We’ve come to associate Italian-American restaurants with a certain aesthetic: The walls are crowded with gold-framed photos of stern-looking gangsters; the tables are stuffed together, overflowing with platters of red sauce and butter and cream; and men are hunched in secluded booths drinking big bottles of wine and whispering about refusing offers and taking cannolis.
That’s mostly how they look in the movies at least, and when you walk into a restaurant like that today, it can trick you into feeling like you’ve stepped into a place of authenticity. Really, it’s an Epcot recreation of an Italian-American restaurant, where big spenders are taken care of and women often feel more comfortable rolling fettuccine dough in the kitchen than ordering veal chops to the table.
Orfano, the newest concept from Boston celebrity restauranteur Tiffani Faison and partner Kelly Walsh, aims to flip that stereotype. Here, strong women rule the kitchen and the dining room. (Men are also welcome.) This is a boy’s club for the girls, where the concept of who belongs in what dining room, who owns what restaurant, is completely reversed.
“[We are looking at it] through a different lens,” Chef Faison said. “My wife and I talk a lot about the experiences we have had in some of the finer dining rooms or steakhouses. There’s often an assumption that we’re not going to buy the big bottle of wine or we’re not going to eat the big steak or we’re not going to be the big spenders. And so there have been times that we’ve been marginalized or invisible in those rooms. That’s not the case here.”
Orfano, a 96-seat stunner in the Fenway neighborhood, literally feels soft and whimsical. Booths are covered in purple velvet, linens are on display and oversized prints of beautiful women—including Faison’s and her staff’s ancestors, Anna Pellegrino, the matriarch of Rao’s, and Lady Gaga eating spaghetti—hang on the walls. Windows stretch to the roof, bathing the tables in natural light, a collage of Sophia Loren is tucked away on the ceiling and a martini cart rambles around the dining room, offering “a stirring, tableside performance.”
The restaurant opened last week near Faison’s three other hot spots: Sweet Cheeks Q (barbecue), Tiger Mama (Southeastern Asian) and Fool’s Errand (cocktails and finger foods). While Boston has plenty of Italian restaurants, Faison felt she could bring a new point of view to the cuisine, making it fun and approachable, while still preserving a nostalgic sense of place and time.
“If you want to come in and have a very adult meal, you can do that as opposed to my other three restaurants, which are various forms of rock concerts,” she said. “You know, they’re loud and there’s shared plates and everything is spicy and punchy. I had to really think about the food in a way that still felt playful and like me, the more adult version of me. I’m getting older. I want to sit down and eat my food and maybe spend like two hours doing it.”

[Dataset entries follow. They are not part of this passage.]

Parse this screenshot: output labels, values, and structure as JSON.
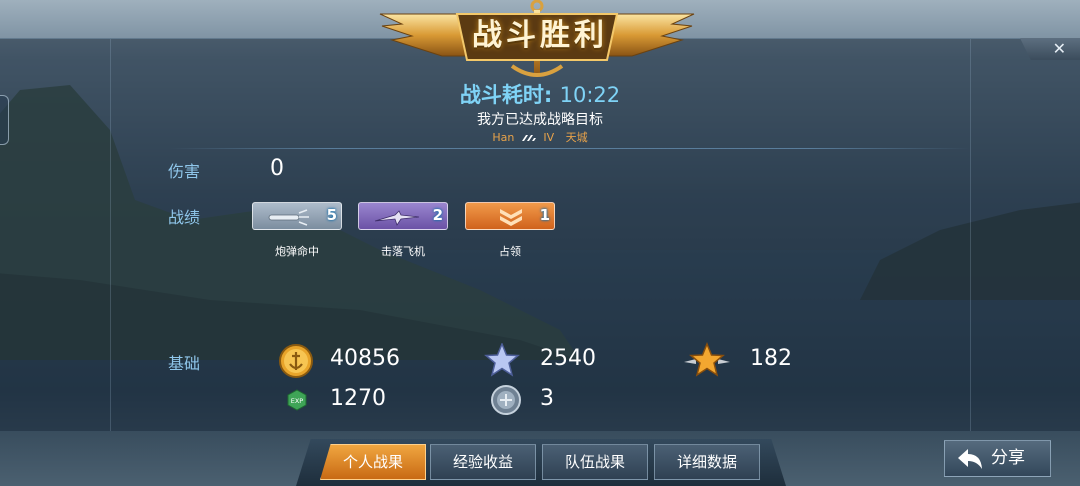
{
  "banner": {
    "title": "战斗胜利"
  },
  "close": {
    "label": "✕"
  },
  "battle": {
    "duration_label": "战斗耗时:",
    "duration_value": "10:22",
    "objective": "我方已达成战略目标",
    "ship_nation": "Han",
    "ship_tier": "IV",
    "ship_name": "天城"
  },
  "stats": {
    "damage_label": "伤害",
    "damage_value": "0",
    "achievements_label": "战绩",
    "achievements": [
      {
        "name": "炮弹命中",
        "count": "5",
        "color": "#8a9fb2",
        "icon": "torpedo-icon"
      },
      {
        "name": "击落飞机",
        "count": "2",
        "color": "#7e64b8",
        "icon": "aircraft-icon"
      },
      {
        "name": "占领",
        "count": "1",
        "color": "#e3742a",
        "icon": "chevron-icon"
      }
    ]
  },
  "base": {
    "label": "基础",
    "credits": "40856",
    "silver_star": "2540",
    "gold_star": "182",
    "exp": "1270",
    "medal": "3"
  },
  "tabs": [
    {
      "label": "个人战果",
      "active": true
    },
    {
      "label": "经验收益",
      "active": false
    },
    {
      "label": "队伍战果",
      "active": false
    },
    {
      "label": "详细数据",
      "active": false
    }
  ],
  "share": {
    "label": "分享"
  },
  "colors": {
    "accent_blue": "#7fd3f6",
    "gold": "#e7a24a",
    "tab_active": "#e7912e"
  }
}
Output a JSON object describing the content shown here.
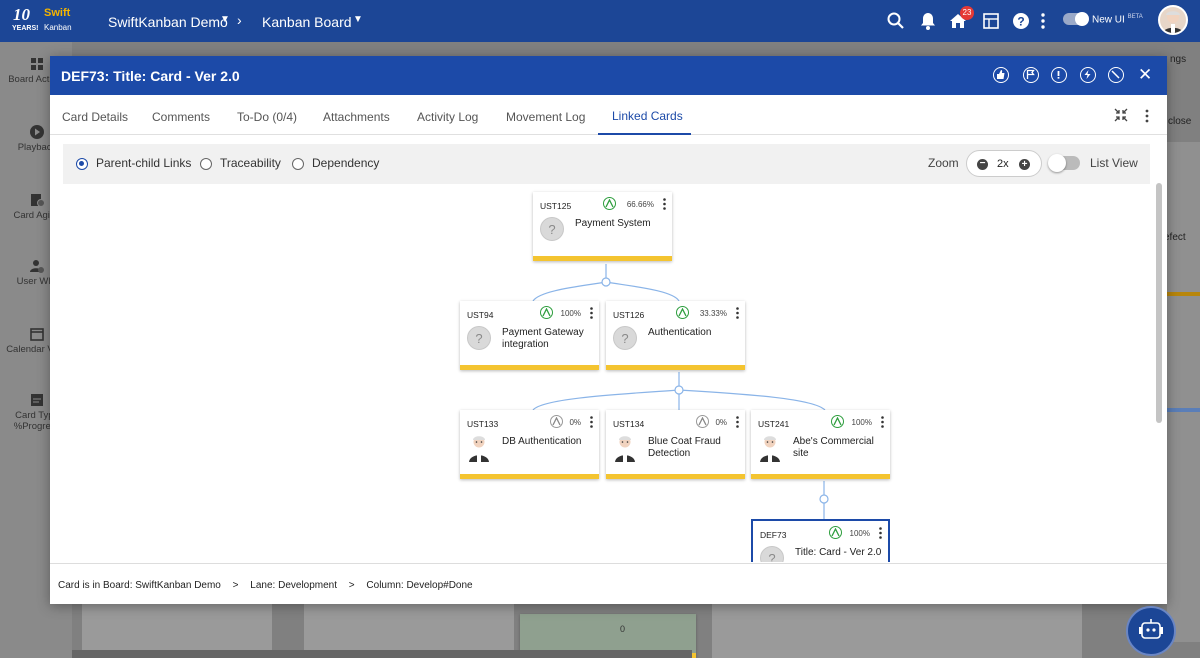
{
  "topbar": {
    "logo_ten": "10",
    "logo_years": "YEARS!",
    "logo_swift": "Swift",
    "logo_kanban": "Kanban",
    "board_name": "SwiftKanban Demo",
    "view_name": "Kanban Board",
    "notification_count": "23",
    "new_ui_label": "New UI",
    "new_ui_beta": "BETA"
  },
  "leftnav": {
    "items": [
      {
        "label": "Board Activity",
        "icon": "board-activity-icon"
      },
      {
        "label": "Playback",
        "icon": "play-icon"
      },
      {
        "label": "Card Aging",
        "icon": "card-aging-icon"
      },
      {
        "label": "User WIP",
        "icon": "user-wip-icon"
      },
      {
        "label": "Calendar View",
        "icon": "calendar-icon"
      },
      {
        "label": "Card Type %Progress",
        "icon": "card-type-icon"
      }
    ]
  },
  "background": {
    "right_text_1": "close",
    "right_text_2": "efect",
    "right_text_3": "ngs",
    "card_count": "0"
  },
  "modal": {
    "title": "DEF73:  Title: Card - Ver 2.0",
    "header_icons": [
      "thumbs-up-icon",
      "flag-icon",
      "alert-icon",
      "bolt-icon",
      "block-icon"
    ],
    "tabs": [
      {
        "label": "Card Details",
        "active": false
      },
      {
        "label": "Comments",
        "active": false
      },
      {
        "label": "To-Do (0/4)",
        "active": false
      },
      {
        "label": "Attachments",
        "active": false
      },
      {
        "label": "Activity Log",
        "active": false
      },
      {
        "label": "Movement Log",
        "active": false
      },
      {
        "label": "Linked Cards",
        "active": true
      }
    ],
    "link_types": [
      {
        "label": "Parent-child Links",
        "selected": true
      },
      {
        "label": "Traceability",
        "selected": false
      },
      {
        "label": "Dependency",
        "selected": false
      }
    ],
    "zoom_label": "Zoom",
    "zoom_value": "2x",
    "list_view_label": "List View",
    "footer": {
      "prefix": "Card is in Board:",
      "board": "SwiftKanban Demo",
      "lane_prefix": "Lane:",
      "lane": "Development",
      "column_prefix": "Column:",
      "column": "Develop#Done",
      "separator": ">"
    }
  },
  "cards": [
    {
      "id": "UST125",
      "percent": "66.66%",
      "title": "Payment System",
      "avatar": "unknown",
      "progress": 0.6666
    },
    {
      "id": "UST94",
      "percent": "100%",
      "title": "Payment Gateway integration",
      "avatar": "unknown",
      "progress": 1.0
    },
    {
      "id": "UST126",
      "percent": "33.33%",
      "title": "Authentication",
      "avatar": "unknown",
      "progress": 0.3333
    },
    {
      "id": "UST133",
      "percent": "0%",
      "title": "DB Authentication",
      "avatar": "person",
      "progress": 0
    },
    {
      "id": "UST134",
      "percent": "0%",
      "title": "Blue Coat Fraud Detection",
      "avatar": "person",
      "progress": 0
    },
    {
      "id": "UST241",
      "percent": "100%",
      "title": "Abe's Commercial site",
      "avatar": "person",
      "progress": 1.0
    },
    {
      "id": "DEF73",
      "percent": "100%",
      "title": "Title: Card - Ver 2.0",
      "avatar": "unknown",
      "progress": 1.0
    }
  ],
  "colors": {
    "header_blue": "#1c4aa8",
    "card_bar_yellow": "#f4c430",
    "progress_green": "#2e9e3e",
    "connector_blue": "#8ab4e8"
  }
}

The Orfano menu has clear delineations and multiple courses: la tavolo, antipasti, insalata, pasta, maccelleria, segundi, contorni. The classics are there, but not really.

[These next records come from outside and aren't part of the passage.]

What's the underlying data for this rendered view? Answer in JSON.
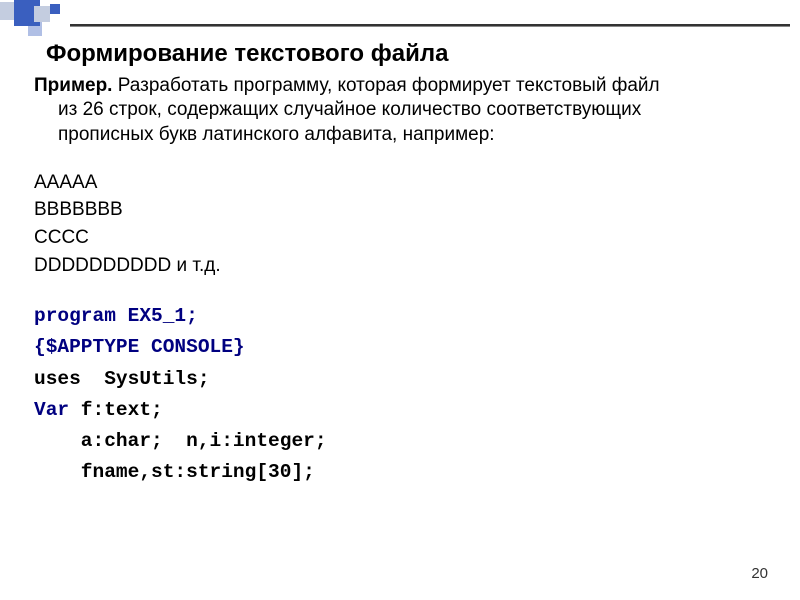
{
  "title": "Формирование текстового файла",
  "task_bold": "Пример.",
  "task_line1_rest": " Разработать программу, которая формирует текстовый файл",
  "task_line2": "из 26 строк, содержащих случайное количество соответствующих",
  "task_line3": "прописных букв латинского алфавита, например:",
  "examples": {
    "l1": "AAAAA",
    "l2": "BBBBBBB",
    "l3": "CCCC",
    "l4": "DDDDDDDDDD и т.д."
  },
  "code": {
    "l1": "program EX5_1;",
    "l2": "{$APPTYPE CONSOLE}",
    "l3": "uses  SysUtils;",
    "l4a": "Var",
    "l4b": " f:text;",
    "l5": "    a:char;  n,i:integer;",
    "l6": "    fname,st:string[30];"
  },
  "page_number": "20"
}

“Everyone has an idea of what lasagna is. Everyone has an idea of what a vodka sauce is. And so how do we talk about those things? We really try to understand what those expectations are, pull it apart and put it back together in a thoughtful, lovely way,” she said.
Garlic bread is fired to order and comes out in a paper bag with a silky Parmesan mousse. The Caesar salad includes Chrysanthemums and sliced avocado. Salt-and-pepper calamari comes with a dim sum dipping sauce. The Cacio e Pepe is made with tortelloni stuffed with Taleggio and salsa verde.

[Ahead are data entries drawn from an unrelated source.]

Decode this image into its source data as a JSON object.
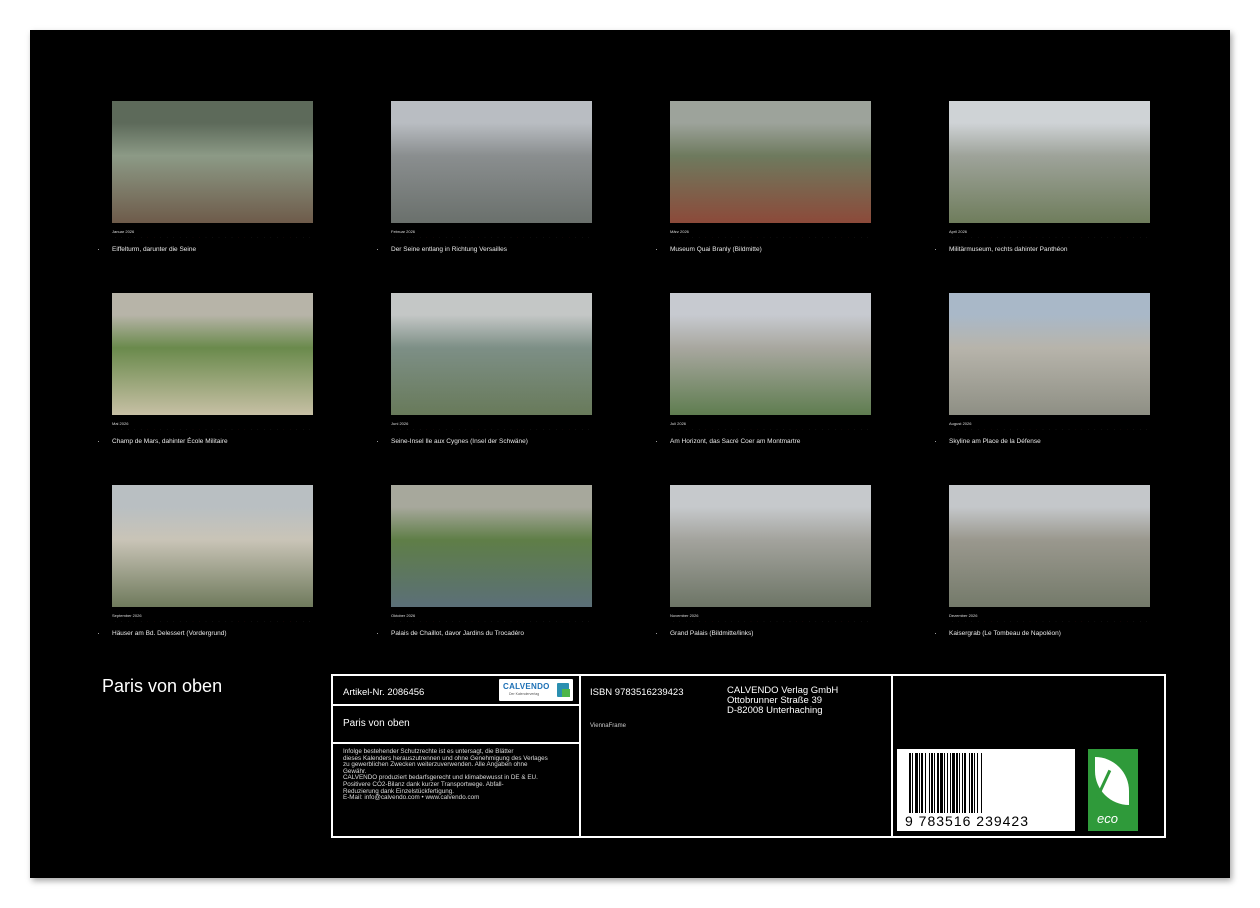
{
  "calendar": {
    "title": "Paris von oben",
    "months": [
      {
        "month": "Januar 2026",
        "caption": "Eiffelturm, darunter die Seine",
        "tone": [
          "#5d6a5a",
          "#8c9a86",
          "#6e5b4a"
        ]
      },
      {
        "month": "Februar 2026",
        "caption": "Der Seine entlang in Richtung Versailles",
        "tone": [
          "#b9bdc2",
          "#8a8e8f",
          "#6a706c"
        ]
      },
      {
        "month": "März 2026",
        "caption": "Museum Quai Branly (Bildmitte)",
        "tone": [
          "#9da39b",
          "#6e7a5e",
          "#8c4a3a"
        ]
      },
      {
        "month": "April 2026",
        "caption": "Militärmuseum, rechts dahinter Panthéon",
        "tone": [
          "#cfd3d6",
          "#9ea39a",
          "#6f7d5c"
        ]
      },
      {
        "month": "Mai 2026",
        "caption": "Champ de Mars, dahinter École Militaire",
        "tone": [
          "#b7b4a8",
          "#6a8a4c",
          "#c7c0a5"
        ]
      },
      {
        "month": "Juni 2026",
        "caption": "Seine-Insel Ile aux Cygnes (Insel der Schwäne)",
        "tone": [
          "#c4c7c6",
          "#7d8f86",
          "#687a5a"
        ]
      },
      {
        "month": "Juli 2026",
        "caption": "Am Horizont, das Sacré Coer am Montmartre",
        "tone": [
          "#c7cad0",
          "#a8a79f",
          "#5f7d50"
        ]
      },
      {
        "month": "August 2026",
        "caption": "Skyline am Place de la Défense",
        "tone": [
          "#a9b8c8",
          "#b7b4ab",
          "#8e8f84"
        ]
      },
      {
        "month": "September 2026",
        "caption": "Häuser am Bd. Delessert (Vordergrund)",
        "tone": [
          "#b9bfc2",
          "#c9c4b7",
          "#6f7a5c"
        ]
      },
      {
        "month": "Oktober 2026",
        "caption": "Palais de Chaillot, davor Jardins du Trocadéro",
        "tone": [
          "#a7a89c",
          "#5f7e47",
          "#5b6f78"
        ]
      },
      {
        "month": "November 2026",
        "caption": "Grand Palais (Bildmitte/links)",
        "tone": [
          "#c6c9cc",
          "#a3a39d",
          "#6d7566"
        ]
      },
      {
        "month": "Dezember 2026",
        "caption": "Kaisergrab (Le Tombeau de Napoléon)",
        "tone": [
          "#c4c7ca",
          "#9a988e",
          "#747a6a"
        ]
      }
    ]
  },
  "info": {
    "article": "Artikel-Nr. 2086456",
    "logo_name": "CALVENDO",
    "logo_sub": "Der Kalenderverlag",
    "product_title": "Paris von oben",
    "legal_lines": [
      "Infolge bestehender Schutzrechte ist es untersagt, die Blätter",
      "dieses Kalenders herauszutrennen und ohne Genehmigung des Verlages",
      "zu gewerblichen Zwecken weiterzuverwenden. Alle Angaben ohne",
      "Gewähr.",
      "CALVENDO produziert bedarfsgerecht und klimabewusst in DE & EU.",
      "Positivere CO2-Bilanz dank kurzer Transportwege. Abfall-",
      "Reduzierung dank Einzelstückfertigung.",
      "E-Mail: info@calvendo.com • www.calvendo.com"
    ],
    "isbn": "ISBN 9783516239423",
    "publisher_lines": [
      "CALVENDO Verlag GmbH",
      "Ottobrunner Straße 39",
      "D-82008 Unterhaching"
    ],
    "frame": "ViennaFrame",
    "barcode_number": "9 783516 239423",
    "eco_label": "eco"
  }
}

“We tried to make sure it isn’t like ‘look at me’ food. It’s not boastful. It’s thoughtful. It is inherently feminine in its presentation and also form,” she said. “It feels so different and special in here. We keep looking at each other like, is this really happening? This is the 17th opening in my career. But this just has this feeling that I’ve never felt before.”